Wednesday, October 13, 2010

The Interesting Sacrificed Exchange

TISE (not TIFE) is a post I've been trying to get around to writing for about three or four months now. Ever since I wrote One for Tom, a post based on a fine attacking game by Jacob Aagaard, I, like T.C., have become increasingly obsessed with exchange sacrifices.

Since June I've written a few posts on the theme of giving up a rook for a minor piece. There was RCP VI (Raymondo giving up material to grab the light-squares); RCP VII (which included the game Wade-RDK, a battle which contained a defensive exchange sac that helped our hero with the British Championship); A Collection of Dutch bits and bobs (two sacs from Simon Williams' DVD The Killer Dutch); and I was planning a post on Petrosian's wonderful sac against Reshevsky from Zurich 1953 too but EJH got there before me (My favourite moves XII).

The more I look for them, the more I discover there are so many different kinds of exchange sacrifice. Perhaps, like eskimos finding the need for a gazillion different words for snow, chess players should invent a few new terms to be able to distinguish between the various ways exchanges can be given up.

Shirov-Bareev, Lvov Zonal 1990 features two very different exchange sacrifices from the (then) Latvian soon-to-be SuperGM. Dissimilar, but both archetypes; both good examples of a certain kind of exchange sacrifice.

In his comments for Grandmaster Video, Shirov says that he'd originally intended 13. Rc1 but then came to believe that it wouldn't give him any advantage. This was a game he had to win, so he chose instead to mix things up by giving up a rook to get Black's powerful bishop off of the board.

Obviously, 13. Nf3 is a purely positional sacrifice. Shirov has no intention of regaining the material in the foreseeable future, nor is he gaining chances to attack Bareev's king. It's a funny kind of sacrifice in that it only takes a glance to see that there will definitely be compensation based around White's dark-square play and Black's draughty king, but judging whether there will be enough is fiendishly difficult (impossible, actually, if you're me).

13. Nf3

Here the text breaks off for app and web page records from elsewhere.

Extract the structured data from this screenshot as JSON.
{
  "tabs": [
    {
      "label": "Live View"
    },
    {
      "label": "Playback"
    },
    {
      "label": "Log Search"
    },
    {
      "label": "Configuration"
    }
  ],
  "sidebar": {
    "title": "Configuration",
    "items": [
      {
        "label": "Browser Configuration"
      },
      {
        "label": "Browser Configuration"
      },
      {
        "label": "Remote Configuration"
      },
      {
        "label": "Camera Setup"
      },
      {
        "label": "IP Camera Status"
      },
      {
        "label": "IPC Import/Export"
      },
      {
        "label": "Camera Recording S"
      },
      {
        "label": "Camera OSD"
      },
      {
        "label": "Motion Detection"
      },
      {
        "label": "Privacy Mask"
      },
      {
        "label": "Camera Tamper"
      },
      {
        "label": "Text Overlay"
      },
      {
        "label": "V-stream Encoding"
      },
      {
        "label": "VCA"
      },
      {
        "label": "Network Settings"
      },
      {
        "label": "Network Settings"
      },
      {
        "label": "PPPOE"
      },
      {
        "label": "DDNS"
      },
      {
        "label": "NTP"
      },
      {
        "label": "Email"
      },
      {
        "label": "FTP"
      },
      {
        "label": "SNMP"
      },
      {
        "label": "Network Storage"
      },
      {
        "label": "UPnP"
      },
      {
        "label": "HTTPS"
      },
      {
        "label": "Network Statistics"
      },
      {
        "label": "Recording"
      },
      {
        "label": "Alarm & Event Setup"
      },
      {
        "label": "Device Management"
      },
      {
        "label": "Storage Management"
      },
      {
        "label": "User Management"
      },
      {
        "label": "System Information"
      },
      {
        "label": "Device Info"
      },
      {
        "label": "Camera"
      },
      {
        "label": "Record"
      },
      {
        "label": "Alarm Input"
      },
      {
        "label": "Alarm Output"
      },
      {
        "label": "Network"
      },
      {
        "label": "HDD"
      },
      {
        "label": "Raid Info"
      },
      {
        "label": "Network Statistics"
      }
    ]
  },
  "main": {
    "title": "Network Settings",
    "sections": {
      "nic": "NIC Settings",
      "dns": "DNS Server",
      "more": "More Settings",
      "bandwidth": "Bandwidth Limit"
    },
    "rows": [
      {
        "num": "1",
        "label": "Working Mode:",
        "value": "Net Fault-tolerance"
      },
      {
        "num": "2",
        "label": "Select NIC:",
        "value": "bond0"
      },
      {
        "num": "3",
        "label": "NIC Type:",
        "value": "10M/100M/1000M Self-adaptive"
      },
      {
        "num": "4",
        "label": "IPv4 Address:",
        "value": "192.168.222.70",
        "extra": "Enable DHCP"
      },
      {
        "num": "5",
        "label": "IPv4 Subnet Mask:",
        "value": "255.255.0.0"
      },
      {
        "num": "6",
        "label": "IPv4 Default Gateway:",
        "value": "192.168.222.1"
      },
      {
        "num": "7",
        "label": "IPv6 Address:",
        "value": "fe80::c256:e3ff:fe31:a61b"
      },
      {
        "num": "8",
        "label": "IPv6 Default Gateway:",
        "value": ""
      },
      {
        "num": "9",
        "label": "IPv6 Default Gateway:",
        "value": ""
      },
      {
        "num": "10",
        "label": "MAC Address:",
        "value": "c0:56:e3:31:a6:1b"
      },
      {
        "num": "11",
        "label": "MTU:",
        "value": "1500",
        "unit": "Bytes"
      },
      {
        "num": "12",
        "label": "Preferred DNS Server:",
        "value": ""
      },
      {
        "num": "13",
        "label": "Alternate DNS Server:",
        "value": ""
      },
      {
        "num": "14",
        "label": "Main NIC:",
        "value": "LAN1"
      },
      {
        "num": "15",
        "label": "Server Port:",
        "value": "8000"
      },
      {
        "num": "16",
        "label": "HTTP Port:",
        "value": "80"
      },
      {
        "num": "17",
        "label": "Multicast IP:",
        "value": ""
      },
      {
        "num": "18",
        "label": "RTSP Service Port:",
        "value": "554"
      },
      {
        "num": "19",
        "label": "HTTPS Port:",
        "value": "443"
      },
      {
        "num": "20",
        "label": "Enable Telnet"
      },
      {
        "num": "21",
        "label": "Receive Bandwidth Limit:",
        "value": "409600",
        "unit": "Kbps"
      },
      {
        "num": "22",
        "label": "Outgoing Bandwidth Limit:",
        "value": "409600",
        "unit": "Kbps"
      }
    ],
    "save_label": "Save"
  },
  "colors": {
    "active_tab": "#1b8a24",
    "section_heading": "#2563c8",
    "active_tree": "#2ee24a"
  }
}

Twenty moves later Shirov gives up rook for bishop a second time, or would have done had Bareev not declined the material (with a counter exchange sac, no less). 33. ... Kxe6 would have led to a position in which Black was two exchanges for two pawns ahead, but he spurned the sacrifice because of a specific tactical sequence that would have led to immediate disaster.

Two very different kinds of exchange sacrifice, then. The first is a question of judgement: a decision informed by variations, perhaps, but ultimately the kind of move you make without knowing for sure exactly how the game will go. The second, however, has a concrete solution: 'if he takes the rook with his king then x, y and z follows and I win'.

That's the theory, anyway. I didn't fully understand the positional judgement behind the first ex sac and I couldn't find the winning line for White after 33. Rxe6 Kxe6 either. I'm sure, however, the S&BC Blog readership can do better.

33. Rxe6

The Interesting Sacrificed Exchange Index


Tom Chivers said...

I got the immediate follow up to 33...Kxe6 right, but then missed the second move, and had to ask Rybka :(

Adam Fysh-Foskett said...

Took me a while, but I think I got it:
1. ... Kxe6 2. Bb7 Qa7 3. Qb5 Kf7 4. Qd7+
It didn't occur to me that the light-squared bishop had any role other than to come to d5

Chris Morgan said...

I've never played a positional exchange sacrifice in a game - it definitely seems to be a mark of advanced positional understanding. I once played a club game as black against a player who wasn't highly graded, but was one of those wily club players you suspect might have been graded a lot higher at some point. The game began: 1.e4 d5
2.exd5 Nf6 3.Bb5 Bd7 4.Bc4 b5 5.Bb3 a5 6.a4 bxa4 7.Rxa4!? Bxa4 8.Bxa4 Nbd7 9. Bc6
I don't think his exchange sac necessarily put him in a better position, but I found it a very unpleasant position to play and he went on to win.

Jonathan B said...

Adam is right: Bb7 is the key idea.

Tom Chivers said...

Rybka thinks white is better in your sequence Chris!

Ariokz said...

White intends to correct his doubled pawns a2 and a4 and advance them as passed pawns!
1......Kxe6 2.Bd5+ ..... Kd7, 3.Qb5+.... QxQ 4.axQ followed by a2-a4.
the doubled pawn issue is solve and their advance is imminent.